-------- DATA LISTING

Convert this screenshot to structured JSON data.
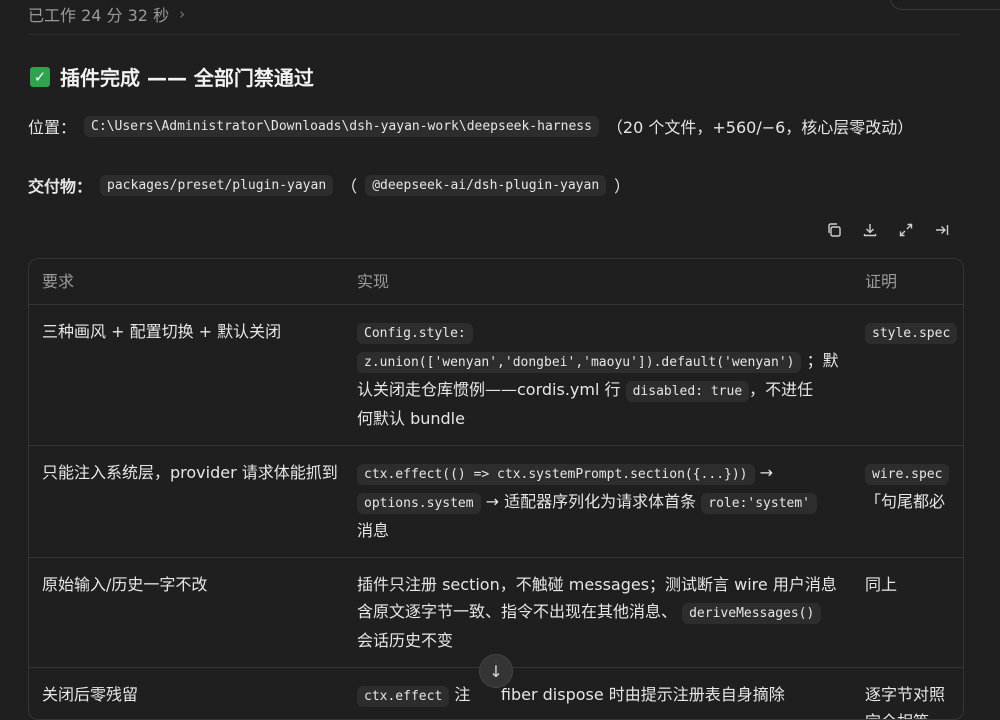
{
  "header": {
    "status_text": "已工作 24 分 32 秒",
    "chevron": "›"
  },
  "heading": {
    "check_icon": "✓",
    "title": "插件完成 —— 全部门禁通过"
  },
  "location": {
    "label": "位置：",
    "path": "C:\\Users\\Administrator\\Downloads\\dsh-yayan-work\\deepseek-harness",
    "summary": "（20 个文件，+560/−6，核心层零改动）"
  },
  "deliverable": {
    "label": "交付物：",
    "package_path": "packages/preset/plugin-yayan",
    "open_paren": "（",
    "package_name": "@deepseek-ai/dsh-plugin-yayan",
    "close_paren": "）"
  },
  "toolbar": {
    "icons": [
      "copy-icon",
      "download-icon",
      "expand-icon",
      "collapse-icon"
    ]
  },
  "table": {
    "headers": [
      "要求",
      "实现",
      "证明"
    ],
    "rows": [
      {
        "req": "三种画风 + 配置切换 + 默认关闭",
        "impl": {
          "code1": "Config.style:",
          "code2": "z.union(['wenyan','dongbei','maoyu']).default('wenyan')",
          "text1": "；默",
          "text2": "认关闭走仓库惯例——cordis.yml 行",
          "code3": "disabled: true",
          "text3": "，不进任",
          "text4": "何默认 bundle"
        },
        "proof": "style.spec"
      },
      {
        "req": "只能注入系统层，provider 请求体能抓到",
        "impl": {
          "code1": "ctx.effect(() => ctx.systemPrompt.section({...}))",
          "text1": "→",
          "code2": "options.system",
          "text2": "→ 适配器序列化为请求体首条",
          "code3": "role:'system'",
          "text3": "消息"
        },
        "proof": "wire.spec",
        "proof2": "「句尾都必"
      },
      {
        "req": "原始输入/历史一字不改",
        "impl": {
          "text1": "插件只注册 section，不触碰 messages；测试断言 wire 用户消息",
          "text2": "含原文逐字节一致、指令不出现在其他消息、",
          "code1": "deriveMessages()",
          "text3": "会话历史不变"
        },
        "proof": "同上"
      },
      {
        "req": "关闭后零残留",
        "impl": {
          "code1": "ctx.effect",
          "text1": "注",
          "text2": "fiber dispose 时由提示注册表自身摘除"
        },
        "proof": "逐字节对照",
        "proof2": "完全相等"
      }
    ]
  },
  "scroll": {
    "arrow": "↓"
  }
}
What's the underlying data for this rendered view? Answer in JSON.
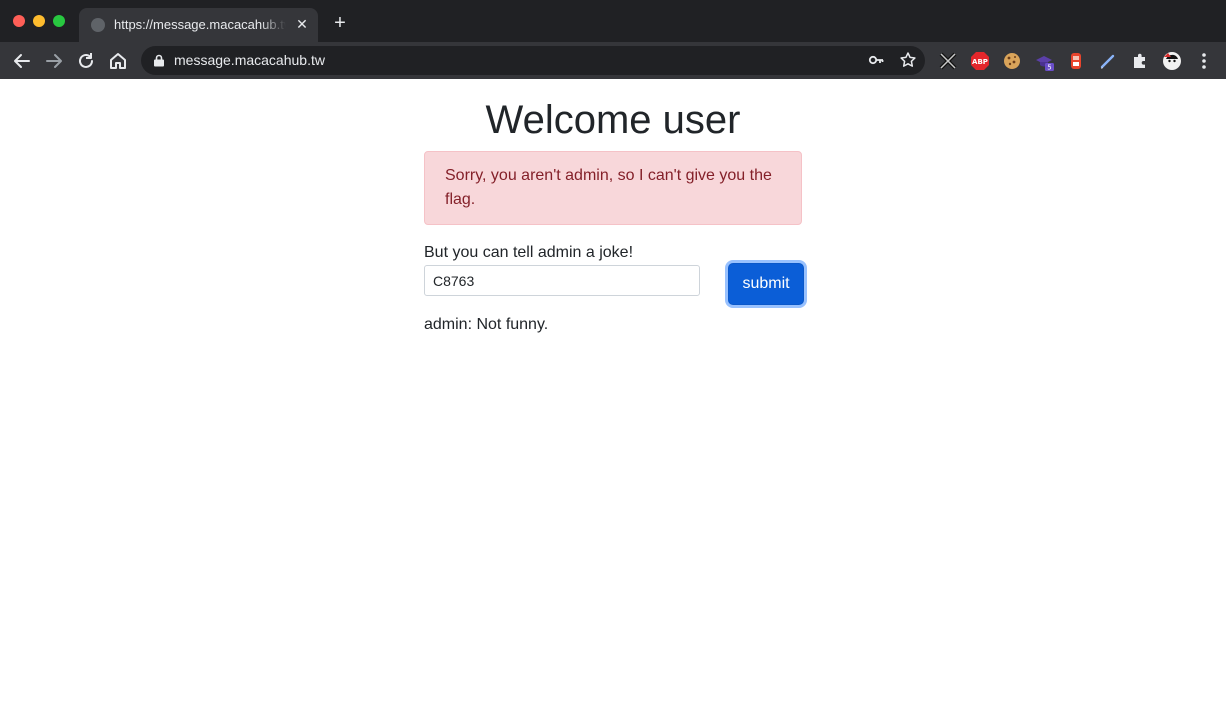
{
  "browser": {
    "tab_title": "https://message.macacahub.tw",
    "url": "message.macacahub.tw",
    "extension_badge": "5"
  },
  "page": {
    "heading": "Welcome user",
    "alert_text": "Sorry, you aren't admin, so I can't give you the flag.",
    "joke_label": "But you can tell admin a joke!",
    "joke_input_value": "C8763",
    "submit_label": "submit",
    "reply": "admin: Not funny."
  },
  "colors": {
    "alert_bg": "#f8d7da",
    "alert_text": "#842029",
    "submit_bg": "#0b5ed7"
  }
}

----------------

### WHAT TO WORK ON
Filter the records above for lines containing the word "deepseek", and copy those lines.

### TASK RESULT
    "path": "C:\\Users\\Administrator\\Downloads\\dsh-yayan-work\\deepseek-harness",
    "package_name": "@deepseek-ai/dsh-plugin-yayan",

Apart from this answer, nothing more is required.